Caregiver Tax Tips
Whether you are new to caregiving or an experienced caregiver, each year you do many things to ensure that your loved one will receive the necessary care and support they need. An important aspect of this process that should be considered sooner rather than later, is tax preparation. Getting financial affairs in order in advance is an essential step that can be particularly helpful come April 15th.
Get Organized from the Get-Go
Every taxpayer should develop a personal organizational system to manage the important financial forms and receipts they receive throughout the year. There’s no one-size-fits-all- approach to organization, and each person’s system will be unique.
As a caregiver, you may also need to assume responsibility for organizing your loved one’s financial documents. Important items to keep track of include:
Annual bank statements
Dividend distribution and gain & loss statements

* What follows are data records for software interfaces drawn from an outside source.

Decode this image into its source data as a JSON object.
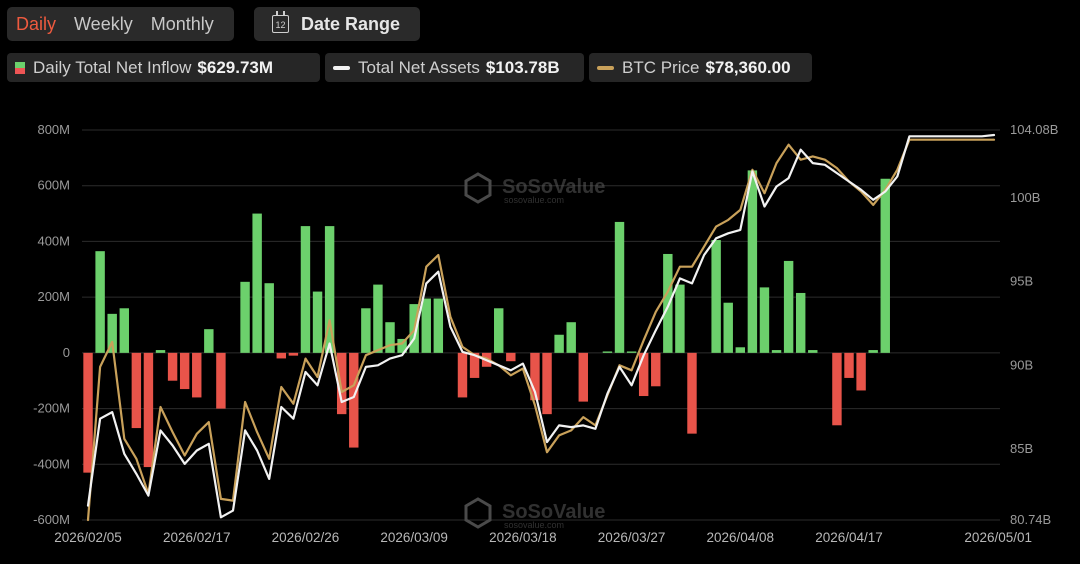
{
  "toolbar": {
    "tabs": [
      "Daily",
      "Weekly",
      "Monthly"
    ],
    "active_tab": "Daily",
    "date_range_label": "Date Range",
    "calendar_icon_text": "12"
  },
  "legend": {
    "inflow": {
      "name": "Daily Total Net Inflow",
      "value": "$629.73M",
      "color_in": "#6cd06c",
      "color_out": "#e8544a"
    },
    "assets": {
      "name": "Total Net Assets",
      "value": "$103.78B",
      "color": "#f2f2f2"
    },
    "btc": {
      "name": "BTC Price",
      "value": "$78,360.00",
      "color": "#c9a15a"
    }
  },
  "watermark": {
    "brand": "SoSoValue",
    "domain": "sosovalue.com"
  },
  "chart_data": {
    "type": "bar+line",
    "left_axis": {
      "ticks": [
        "800M",
        "600M",
        "400M",
        "200M",
        "0",
        "-200M",
        "-400M",
        "-600M"
      ],
      "min": -600,
      "max": 800,
      "unit": "M"
    },
    "right_axis": {
      "ticks": [
        "104.08B",
        "100B",
        "95B",
        "90B",
        "85B",
        "80.74B"
      ],
      "min": 80.74,
      "max": 104.08,
      "unit": "B"
    },
    "x_tick_labels": [
      "2026/02/05",
      "2026/02/17",
      "2026/02/26",
      "2026/03/09",
      "2026/03/18",
      "2026/03/27",
      "2026/04/08",
      "2026/04/17",
      "2026/05/01"
    ],
    "x_tick_index": [
      0,
      9,
      18,
      27,
      36,
      45,
      54,
      63,
      75
    ],
    "grid": true,
    "series": [
      {
        "name": "Daily Total Net Inflow",
        "kind": "bar",
        "unit": "M",
        "values": [
          -430,
          365,
          140,
          160,
          -270,
          -410,
          10,
          -100,
          -130,
          -160,
          85,
          -200,
          0,
          255,
          500,
          250,
          -20,
          -10,
          455,
          220,
          455,
          -220,
          -340,
          160,
          245,
          110,
          50,
          175,
          195,
          195,
          0,
          -160,
          -90,
          -50,
          160,
          -30,
          0,
          -170,
          -220,
          65,
          110,
          -175,
          0,
          5,
          470,
          5,
          -155,
          -120,
          355,
          245,
          -290,
          0,
          405,
          180,
          20,
          655,
          235,
          10,
          330,
          215,
          10,
          0,
          -260,
          -90,
          -135,
          10,
          625,
          0,
          0,
          0,
          0,
          0,
          0,
          0,
          0,
          0
        ]
      },
      {
        "name": "Total Net Assets",
        "kind": "line",
        "unit": "B",
        "values": [
          81.6,
          86.8,
          87.2,
          84.7,
          83.5,
          82.2,
          86.1,
          85.2,
          84.1,
          84.9,
          85.3,
          80.9,
          81.3,
          86.1,
          84.9,
          83.2,
          87.5,
          86.8,
          89.6,
          88.8,
          91.3,
          87.8,
          88.1,
          89.9,
          90.0,
          90.4,
          90.6,
          91.6,
          94.9,
          95.6,
          92.3,
          90.8,
          90.6,
          90.3,
          90.0,
          89.7,
          90.1,
          88.4,
          85.4,
          86.4,
          86.3,
          86.4,
          86.2,
          88.3,
          89.9,
          88.8,
          90.6,
          92.1,
          93.5,
          95.2,
          94.9,
          96.6,
          97.6,
          97.9,
          98.1,
          101.6,
          99.5,
          100.7,
          101.2,
          102.9,
          102.1,
          102.0,
          101.5,
          101.0,
          100.5,
          99.9,
          100.4,
          101.3,
          103.7,
          103.7,
          103.7,
          103.7,
          103.7,
          103.7,
          103.7,
          103.78
        ]
      },
      {
        "name": "BTC Price",
        "kind": "line",
        "unit": "B",
        "values": [
          80.74,
          89.9,
          91.4,
          85.6,
          84.4,
          82.3,
          87.5,
          86.0,
          84.6,
          85.9,
          86.6,
          82.0,
          81.9,
          87.8,
          86.0,
          84.4,
          88.7,
          87.7,
          90.4,
          89.3,
          92.7,
          88.4,
          88.8,
          90.6,
          90.9,
          91.2,
          91.3,
          92.1,
          95.9,
          96.6,
          92.9,
          91.1,
          90.6,
          90.4,
          90.0,
          89.4,
          89.8,
          87.6,
          84.8,
          85.8,
          86.1,
          86.9,
          86.4,
          88.2,
          90.0,
          89.7,
          91.5,
          93.2,
          94.4,
          95.9,
          95.9,
          97.1,
          98.3,
          98.7,
          99.3,
          101.7,
          100.3,
          102.1,
          103.2,
          102.3,
          102.5,
          102.3,
          101.8,
          101.0,
          100.4,
          99.6,
          100.5,
          101.7,
          103.5,
          103.5,
          103.5,
          103.5,
          103.5,
          103.5,
          103.5,
          103.5
        ]
      }
    ]
  }
}
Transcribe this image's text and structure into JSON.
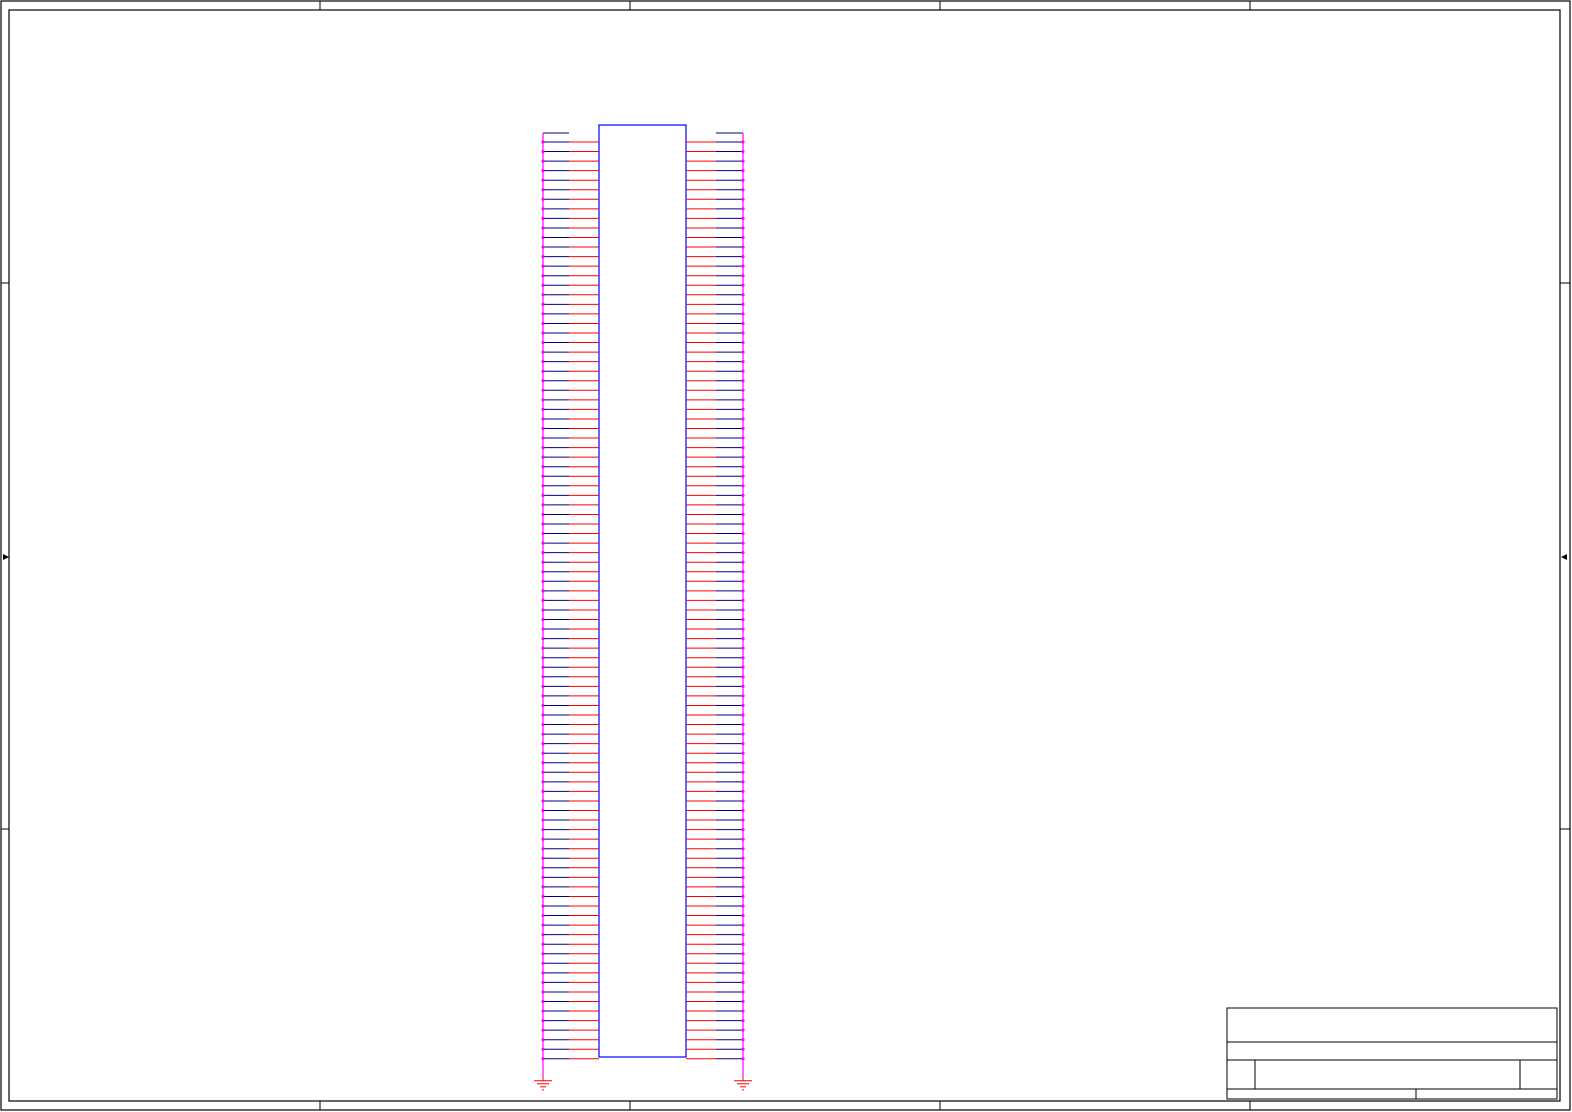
{
  "sheet": {
    "zone_columns": 5,
    "zone_rows": 4,
    "title_block": {
      "title": "",
      "size": "",
      "document_number": "",
      "revision": "",
      "date": "",
      "sheet": ""
    }
  },
  "connector": {
    "reference": "",
    "pins_per_side": 97,
    "left_pins_to_ground": true,
    "right_pins_to_ground": true
  },
  "colors": {
    "border": "#000000",
    "component_body": "#0000ff",
    "pin": "#ff0000",
    "wire": "#000080",
    "junction": "#ff00ff",
    "ground_symbol": "#ff0000"
  },
  "icons": {
    "ground": "ground-icon",
    "junction": "junction-dot-icon",
    "port": "arrow-icon"
  }
}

Closing statements from real estate transactions
Receipts from any taxes paid throughout the year (estimated or quarterly)
Receipts from any medical expenses that may be tax deductible
Stay on Top of Relevant Tax Information and Changes
The United States Tax Code is tens of thousands of pages long and contains an astronomical amount of information—too much for even the savviest tax professional to know, let alone the average taxpayer. That’s why it’s especially important to read up on all of the possible tax implications of looking after an elderly loved one. You may have a handle on your own finances, but the world of elder care has its own set of rules and conditions. Understanding these distinctions can help you take advantage of certain opportunities to decrease your tax bill and prevent you from making costly mistakes.
Determine if a Loved One Can Be Claimed as a Dependent
Claiming a loved one as a dependent can entitle the taxpayer to deduct additional expenses from their taxable income and take advantage of the Child and Dependent Care Credit.